Activity:
Pictures do not belong in the copy; print every entry exactly as it stands.

Materials provided:
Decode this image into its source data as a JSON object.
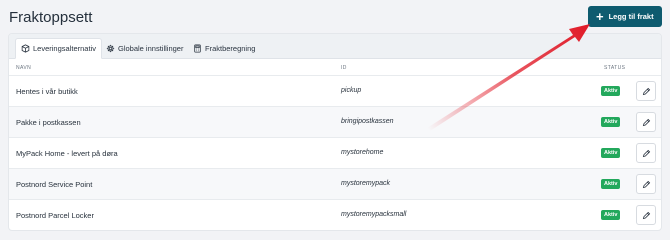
{
  "page": {
    "title": "Fraktoppsett"
  },
  "actions": {
    "add_shipping_label": "Legg til frakt",
    "add_icon": "plus-icon"
  },
  "tabs": [
    {
      "label": "Leveringsalternativ",
      "icon": "box-icon",
      "active": true
    },
    {
      "label": "Globale innstillinger",
      "icon": "gear-icon",
      "active": false
    },
    {
      "label": "Fraktberegning",
      "icon": "calculator-icon",
      "active": false
    }
  ],
  "table": {
    "columns": {
      "name": "NAVN",
      "id": "ID",
      "status": "STATUS"
    },
    "rows": [
      {
        "name": "Hentes i vår butikk",
        "id": "pickup",
        "status": "Aktiv"
      },
      {
        "name": "Pakke i postkassen",
        "id": "bringipostkassen",
        "status": "Aktiv"
      },
      {
        "name": "MyPack Home - levert på døra",
        "id": "mystorehome",
        "status": "Aktiv"
      },
      {
        "name": "Postnord Service Point",
        "id": "mystoremypack",
        "status": "Aktiv"
      },
      {
        "name": "Postnord Parcel Locker",
        "id": "mystoremypacksmall",
        "status": "Aktiv"
      }
    ]
  },
  "colors": {
    "accent": "#0e5b6f",
    "status_active": "#23a85c",
    "annotation_arrow": "#e11d2a"
  },
  "annotation": {
    "type": "arrow",
    "points_to": "add-shipping-button"
  }
}
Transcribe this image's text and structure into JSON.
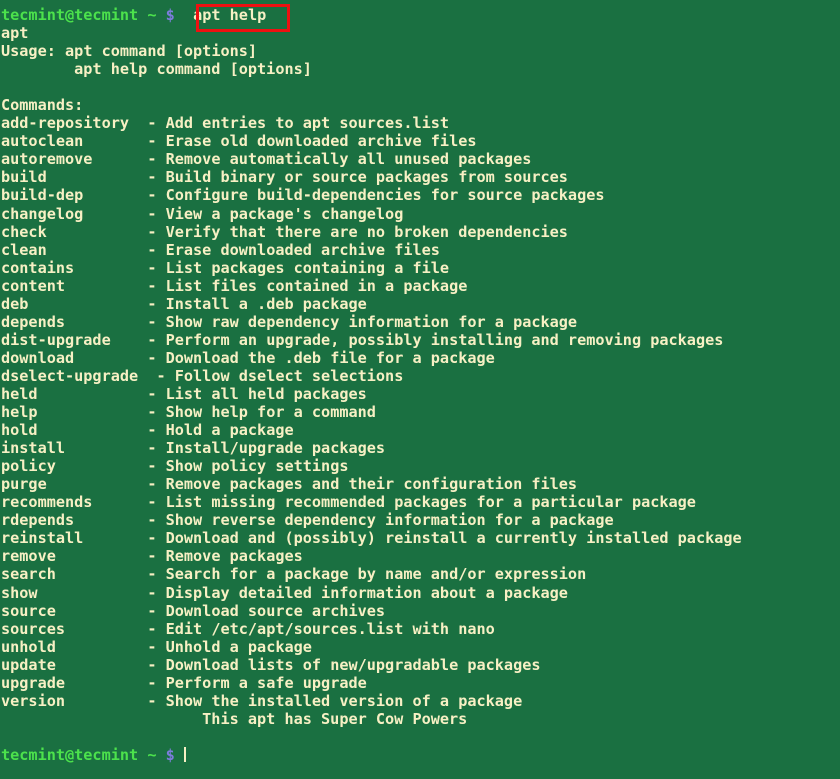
{
  "terminal": {
    "background_color": "#1a7041",
    "text_color": "#f7f0c4",
    "user_color": "#4ce24c",
    "prompt_symbol_color": "#7d7ddd",
    "highlight_border_color": "#ee1111"
  },
  "prompt": {
    "user_host": "tecmint@tecmint",
    "path": "~",
    "symbol": "$"
  },
  "command": {
    "typed": "apt help"
  },
  "output": {
    "program_name": "apt",
    "usage_label": "Usage:",
    "usage_lines": [
      "apt command [options]",
      "apt help command [options]"
    ],
    "commands_label": "Commands:",
    "command_column_width": 15,
    "separator": "-",
    "commands": [
      {
        "name": "add-repository",
        "description": "Add entries to apt sources.list"
      },
      {
        "name": "autoclean",
        "description": "Erase old downloaded archive files"
      },
      {
        "name": "autoremove",
        "description": "Remove automatically all unused packages"
      },
      {
        "name": "build",
        "description": "Build binary or source packages from sources"
      },
      {
        "name": "build-dep",
        "description": "Configure build-dependencies for source packages"
      },
      {
        "name": "changelog",
        "description": "View a package's changelog"
      },
      {
        "name": "check",
        "description": "Verify that there are no broken dependencies"
      },
      {
        "name": "clean",
        "description": "Erase downloaded archive files"
      },
      {
        "name": "contains",
        "description": "List packages containing a file"
      },
      {
        "name": "content",
        "description": "List files contained in a package"
      },
      {
        "name": "deb",
        "description": "Install a .deb package"
      },
      {
        "name": "depends",
        "description": "Show raw dependency information for a package"
      },
      {
        "name": "dist-upgrade",
        "description": "Perform an upgrade, possibly installing and removing packages"
      },
      {
        "name": "download",
        "description": "Download the .deb file for a package"
      },
      {
        "name": "dselect-upgrade",
        "description": "Follow dselect selections"
      },
      {
        "name": "held",
        "description": "List all held packages"
      },
      {
        "name": "help",
        "description": "Show help for a command"
      },
      {
        "name": "hold",
        "description": "Hold a package"
      },
      {
        "name": "install",
        "description": "Install/upgrade packages"
      },
      {
        "name": "policy",
        "description": "Show policy settings"
      },
      {
        "name": "purge",
        "description": "Remove packages and their configuration files"
      },
      {
        "name": "recommends",
        "description": "List missing recommended packages for a particular package"
      },
      {
        "name": "rdepends",
        "description": "Show reverse dependency information for a package"
      },
      {
        "name": "reinstall",
        "description": "Download and (possibly) reinstall a currently installed package"
      },
      {
        "name": "remove",
        "description": "Remove packages"
      },
      {
        "name": "search",
        "description": "Search for a package by name and/or expression"
      },
      {
        "name": "show",
        "description": "Display detailed information about a package"
      },
      {
        "name": "source",
        "description": "Download source archives"
      },
      {
        "name": "sources",
        "description": "Edit /etc/apt/sources.list with nano"
      },
      {
        "name": "unhold",
        "description": "Unhold a package"
      },
      {
        "name": "update",
        "description": "Download lists of new/upgradable packages"
      },
      {
        "name": "upgrade",
        "description": "Perform a safe upgrade"
      },
      {
        "name": "version",
        "description": "Show the installed version of a package"
      }
    ],
    "footer": "This apt has Super Cow Powers",
    "footer_indent": 22
  }
}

Answer space:
Decode this image into its source data as a JSON object.
{
  "page": {
    "title": "Fraktoppsett"
  },
  "actions": {
    "add_shipping_label": "Legg til frakt",
    "add_icon": "plus-icon"
  },
  "tabs": [
    {
      "label": "Leveringsalternativ",
      "icon": "box-icon",
      "active": true
    },
    {
      "label": "Globale innstillinger",
      "icon": "gear-icon",
      "active": false
    },
    {
      "label": "Fraktberegning",
      "icon": "calculator-icon",
      "active": false
    }
  ],
  "table": {
    "columns": {
      "name": "NAVN",
      "id": "ID",
      "status": "STATUS"
    },
    "rows": [
      {
        "name": "Hentes i vår butikk",
        "id": "pickup",
        "status": "Aktiv"
      },
      {
        "name": "Pakke i postkassen",
        "id": "bringipostkassen",
        "status": "Aktiv"
      },
      {
        "name": "MyPack Home - levert på døra",
        "id": "mystorehome",
        "status": "Aktiv"
      },
      {
        "name": "Postnord Service Point",
        "id": "mystoremypack",
        "status": "Aktiv"
      },
      {
        "name": "Postnord Parcel Locker",
        "id": "mystoremypacksmall",
        "status": "Aktiv"
      }
    ]
  },
  "colors": {
    "accent": "#0e5b6f",
    "status_active": "#23a85c",
    "annotation_arrow": "#e11d2a"
  },
  "annotation": {
    "type": "arrow",
    "points_to": "add-shipping-button"
  }
}
Transcribe this image's text and structure into JSON.
{
  "terminal": {
    "background_color": "#1a7041",
    "text_color": "#f7f0c4",
    "user_color": "#4ce24c",
    "prompt_symbol_color": "#7d7ddd",
    "highlight_border_color": "#ee1111"
  },
  "prompt": {
    "user_host": "tecmint@tecmint",
    "path": "~",
    "symbol": "$"
  },
  "command": {
    "typed": "apt help"
  },
  "output": {
    "program_name": "apt",
    "usage_label": "Usage:",
    "usage_lines": [
      "apt command [options]",
      "apt help command [options]"
    ],
    "commands_label": "Commands:",
    "command_column_width": 15,
    "separator": "-",
    "commands": [
      {
        "name": "add-repository",
        "description": "Add entries to apt sources.list"
      },
      {
        "name": "autoclean",
        "description": "Erase old downloaded archive files"
      },
      {
        "name": "autoremove",
        "description": "Remove automatically all unused packages"
      },
      {
        "name": "build",
        "description": "Build binary or source packages from sources"
      },
      {
        "name": "build-dep",
        "description": "Configure build-dependencies for source packages"
      },
      {
        "name": "changelog",
        "description": "View a package's changelog"
      },
      {
        "name": "check",
        "description": "Verify that there are no broken dependencies"
      },
      {
        "name": "clean",
        "description": "Erase downloaded archive files"
      },
      {
        "name": "contains",
        "description": "List packages containing a file"
      },
      {
        "name": "content",
        "description": "List files contained in a package"
      },
      {
        "name": "deb",
        "description": "Install a .deb package"
      },
      {
        "name": "depends",
        "description": "Show raw dependency information for a package"
      },
      {
        "name": "dist-upgrade",
        "description": "Perform an upgrade, possibly installing and removing packages"
      },
      {
        "name": "download",
        "description": "Download the .deb file for a package"
      },
      {
        "name": "dselect-upgrade",
        "description": "Follow dselect selections"
      },
      {
        "name": "held",
        "description": "List all held packages"
      },
      {
        "name": "help",
        "description": "Show help for a command"
      },
      {
        "name": "hold",
        "description": "Hold a package"
      },
      {
        "name": "install",
        "description": "Install/upgrade packages"
      },
      {
        "name": "policy",
        "description": "Show policy settings"
      },
      {
        "name": "purge",
        "description": "Remove packages and their configuration files"
      },
      {
        "name": "recommends",
        "description": "List missing recommended packages for a particular package"
      },
      {
        "name": "rdepends",
        "description": "Show reverse dependency information for a package"
      },
      {
        "name": "reinstall",
        "description": "Download and (possibly) reinstall a currently installed package"
      },
      {
        "name": "remove",
        "description": "Remove packages"
      },
      {
        "name": "search",
        "description": "Search for a package by name and/or expression"
      },
      {
        "name": "show",
        "description": "Display detailed information about a package"
      },
      {
        "name": "source",
        "description": "Download source archives"
      },
      {
        "name": "sources",
        "description": "Edit /etc/apt/sources.list with nano"
      },
      {
        "name": "unhold",
        "description": "Unhold a package"
      },
      {
        "name": "update",
        "description": "Download lists of new/upgradable packages"
      },
      {
        "name": "upgrade",
        "description": "Perform a safe upgrade"
      },
      {
        "name": "version",
        "description": "Show the installed version of a package"
      }
    ],
    "footer": "This apt has Super Cow Powers",
    "footer_indent": 22
  }
}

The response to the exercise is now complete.